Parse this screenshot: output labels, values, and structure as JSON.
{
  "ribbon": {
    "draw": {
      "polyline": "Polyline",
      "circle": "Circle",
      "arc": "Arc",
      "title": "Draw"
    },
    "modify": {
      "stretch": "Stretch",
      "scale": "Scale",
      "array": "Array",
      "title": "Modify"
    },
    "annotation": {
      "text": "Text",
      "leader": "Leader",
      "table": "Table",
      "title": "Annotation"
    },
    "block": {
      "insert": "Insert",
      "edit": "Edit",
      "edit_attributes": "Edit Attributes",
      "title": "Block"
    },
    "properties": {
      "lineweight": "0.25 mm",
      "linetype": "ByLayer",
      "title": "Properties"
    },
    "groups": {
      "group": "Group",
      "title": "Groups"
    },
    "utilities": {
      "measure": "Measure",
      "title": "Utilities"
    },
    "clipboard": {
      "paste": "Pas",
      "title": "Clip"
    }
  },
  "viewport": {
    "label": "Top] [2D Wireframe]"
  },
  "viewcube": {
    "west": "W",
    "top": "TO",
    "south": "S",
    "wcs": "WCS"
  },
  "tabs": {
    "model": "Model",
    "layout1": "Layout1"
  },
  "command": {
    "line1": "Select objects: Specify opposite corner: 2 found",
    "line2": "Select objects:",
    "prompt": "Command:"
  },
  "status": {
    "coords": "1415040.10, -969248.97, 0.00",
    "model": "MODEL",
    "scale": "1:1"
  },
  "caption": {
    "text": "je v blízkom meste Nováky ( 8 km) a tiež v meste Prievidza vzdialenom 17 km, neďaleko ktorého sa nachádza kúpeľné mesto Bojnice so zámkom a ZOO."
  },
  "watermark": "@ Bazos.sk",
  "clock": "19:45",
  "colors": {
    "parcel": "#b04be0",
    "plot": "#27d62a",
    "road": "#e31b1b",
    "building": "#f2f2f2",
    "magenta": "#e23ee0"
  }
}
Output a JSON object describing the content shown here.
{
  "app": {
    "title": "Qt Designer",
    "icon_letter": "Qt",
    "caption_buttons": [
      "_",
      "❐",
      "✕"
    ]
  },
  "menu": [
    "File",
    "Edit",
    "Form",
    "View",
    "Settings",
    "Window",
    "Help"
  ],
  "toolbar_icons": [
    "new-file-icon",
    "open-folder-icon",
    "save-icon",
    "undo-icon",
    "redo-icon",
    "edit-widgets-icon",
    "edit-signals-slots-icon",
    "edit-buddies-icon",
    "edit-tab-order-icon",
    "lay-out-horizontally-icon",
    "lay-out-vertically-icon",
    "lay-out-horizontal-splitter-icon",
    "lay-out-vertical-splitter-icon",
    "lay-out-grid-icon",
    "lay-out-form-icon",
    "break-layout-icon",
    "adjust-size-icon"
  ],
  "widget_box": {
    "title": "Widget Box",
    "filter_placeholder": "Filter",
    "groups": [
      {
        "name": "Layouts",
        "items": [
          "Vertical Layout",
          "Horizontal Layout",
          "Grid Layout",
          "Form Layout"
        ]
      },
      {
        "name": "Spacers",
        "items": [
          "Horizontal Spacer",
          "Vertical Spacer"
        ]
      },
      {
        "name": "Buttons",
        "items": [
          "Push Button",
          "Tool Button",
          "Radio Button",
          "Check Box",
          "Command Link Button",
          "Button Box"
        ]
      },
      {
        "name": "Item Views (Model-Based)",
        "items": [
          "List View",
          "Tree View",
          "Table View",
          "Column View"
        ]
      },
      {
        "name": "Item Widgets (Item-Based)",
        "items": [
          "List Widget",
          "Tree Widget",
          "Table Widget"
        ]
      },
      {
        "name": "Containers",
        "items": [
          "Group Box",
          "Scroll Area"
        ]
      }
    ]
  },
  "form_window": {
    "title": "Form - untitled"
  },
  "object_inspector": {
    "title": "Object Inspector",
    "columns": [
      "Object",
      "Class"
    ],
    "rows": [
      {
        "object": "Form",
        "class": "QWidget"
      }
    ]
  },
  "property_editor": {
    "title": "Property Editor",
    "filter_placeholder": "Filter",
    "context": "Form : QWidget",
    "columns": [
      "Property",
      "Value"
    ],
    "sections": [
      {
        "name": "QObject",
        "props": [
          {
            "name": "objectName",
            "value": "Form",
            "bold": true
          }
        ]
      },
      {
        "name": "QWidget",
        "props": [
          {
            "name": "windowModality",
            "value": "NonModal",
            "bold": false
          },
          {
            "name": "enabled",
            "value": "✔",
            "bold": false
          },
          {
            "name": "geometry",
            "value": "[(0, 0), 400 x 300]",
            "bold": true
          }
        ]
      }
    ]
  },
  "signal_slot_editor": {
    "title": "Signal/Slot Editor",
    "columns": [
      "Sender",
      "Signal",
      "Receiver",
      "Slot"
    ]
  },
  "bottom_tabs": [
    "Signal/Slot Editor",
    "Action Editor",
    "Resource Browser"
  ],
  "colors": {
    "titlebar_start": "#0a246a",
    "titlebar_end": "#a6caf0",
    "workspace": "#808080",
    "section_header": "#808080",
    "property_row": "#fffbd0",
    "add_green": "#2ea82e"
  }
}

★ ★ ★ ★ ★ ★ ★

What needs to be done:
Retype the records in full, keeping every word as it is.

Solution:
Parse this screenshot: output labels, values, and structure as JSON.
{
  "ribbon": {
    "draw": {
      "polyline": "Polyline",
      "circle": "Circle",
      "arc": "Arc",
      "title": "Draw"
    },
    "modify": {
      "stretch": "Stretch",
      "scale": "Scale",
      "array": "Array",
      "title": "Modify"
    },
    "annotation": {
      "text": "Text",
      "leader": "Leader",
      "table": "Table",
      "title": "Annotation"
    },
    "block": {
      "insert": "Insert",
      "edit": "Edit",
      "edit_attributes": "Edit Attributes",
      "title": "Block"
    },
    "properties": {
      "lineweight": "0.25 mm",
      "linetype": "ByLayer",
      "title": "Properties"
    },
    "groups": {
      "group": "Group",
      "title": "Groups"
    },
    "utilities": {
      "measure": "Measure",
      "title": "Utilities"
    },
    "clipboard": {
      "paste": "Pas",
      "title": "Clip"
    }
  },
  "viewport": {
    "label": "Top] [2D Wireframe]"
  },
  "viewcube": {
    "west": "W",
    "top": "TO",
    "south": "S",
    "wcs": "WCS"
  },
  "tabs": {
    "model": "Model",
    "layout1": "Layout1"
  },
  "command": {
    "line1": "Select objects: Specify opposite corner: 2 found",
    "line2": "Select objects:",
    "prompt": "Command:"
  },
  "status": {
    "coords": "1415040.10, -969248.97, 0.00",
    "model": "MODEL",
    "scale": "1:1"
  },
  "caption": {
    "text": "je v blízkom meste Nováky ( 8 km) a tiež v meste Prievidza vzdialenom 17 km, neďaleko ktorého sa nachádza kúpeľné mesto Bojnice so zámkom a ZOO."
  },
  "watermark": "@ Bazos.sk",
  "clock": "19:45",
  "colors": {
    "parcel": "#b04be0",
    "plot": "#27d62a",
    "road": "#e31b1b",
    "building": "#f2f2f2",
    "magenta": "#e23ee0"
  }
}
Output a JSON object describing the content shown here.
{
  "app": {
    "title": "Qt Designer",
    "icon_letter": "Qt",
    "caption_buttons": [
      "_",
      "❐",
      "✕"
    ]
  },
  "menu": [
    "File",
    "Edit",
    "Form",
    "View",
    "Settings",
    "Window",
    "Help"
  ],
  "toolbar_icons": [
    "new-file-icon",
    "open-folder-icon",
    "save-icon",
    "undo-icon",
    "redo-icon",
    "edit-widgets-icon",
    "edit-signals-slots-icon",
    "edit-buddies-icon",
    "edit-tab-order-icon",
    "lay-out-horizontally-icon",
    "lay-out-vertically-icon",
    "lay-out-horizontal-splitter-icon",
    "lay-out-vertical-splitter-icon",
    "lay-out-grid-icon",
    "lay-out-form-icon",
    "break-layout-icon",
    "adjust-size-icon"
  ],
  "widget_box": {
    "title": "Widget Box",
    "filter_placeholder": "Filter",
    "groups": [
      {
        "name": "Layouts",
        "items": [
          "Vertical Layout",
          "Horizontal Layout",
          "Grid Layout",
          "Form Layout"
        ]
      },
      {
        "name": "Spacers",
        "items": [
          "Horizontal Spacer",
          "Vertical Spacer"
        ]
      },
      {
        "name": "Buttons",
        "items": [
          "Push Button",
          "Tool Button",
          "Radio Button",
          "Check Box",
          "Command Link Button",
          "Button Box"
        ]
      },
      {
        "name": "Item Views (Model-Based)",
        "items": [
          "List View",
          "Tree View",
          "Table View",
          "Column View"
        ]
      },
      {
        "name": "Item Widgets (Item-Based)",
        "items": [
          "List Widget",
          "Tree Widget",
          "Table Widget"
        ]
      },
      {
        "name": "Containers",
        "items": [
          "Group Box",
          "Scroll Area"
        ]
      }
    ]
  },
  "form_window": {
    "title": "Form - untitled"
  },
  "object_inspector": {
    "title": "Object Inspector",
    "columns": [
      "Object",
      "Class"
    ],
    "rows": [
      {
        "object": "Form",
        "class": "QWidget"
      }
    ]
  },
  "property_editor": {
    "title": "Property Editor",
    "filter_placeholder": "Filter",
    "context": "Form : QWidget",
    "columns": [
      "Property",
      "Value"
    ],
    "sections": [
      {
        "name": "QObject",
        "props": [
          {
            "name": "objectName",
            "value": "Form",
            "bold": true
          }
        ]
      },
      {
        "name": "QWidget",
        "props": [
          {
            "name": "windowModality",
            "value": "NonModal",
            "bold": false
          },
          {
            "name": "enabled",
            "value": "✔",
            "bold": false
          },
          {
            "name": "geometry",
            "value": "[(0, 0), 400 x 300]",
            "bold": true
          }
        ]
      }
    ]
  },
  "signal_slot_editor": {
    "title": "Signal/Slot Editor",
    "columns": [
      "Sender",
      "Signal",
      "Receiver",
      "Slot"
    ]
  },
  "bottom_tabs": [
    "Signal/Slot Editor",
    "Action Editor",
    "Resource Browser"
  ],
  "colors": {
    "titlebar_start": "#0a246a",
    "titlebar_end": "#a6caf0",
    "workspace": "#808080",
    "section_header": "#808080",
    "property_row": "#fffbd0",
    "add_green": "#2ea82e"
  }
}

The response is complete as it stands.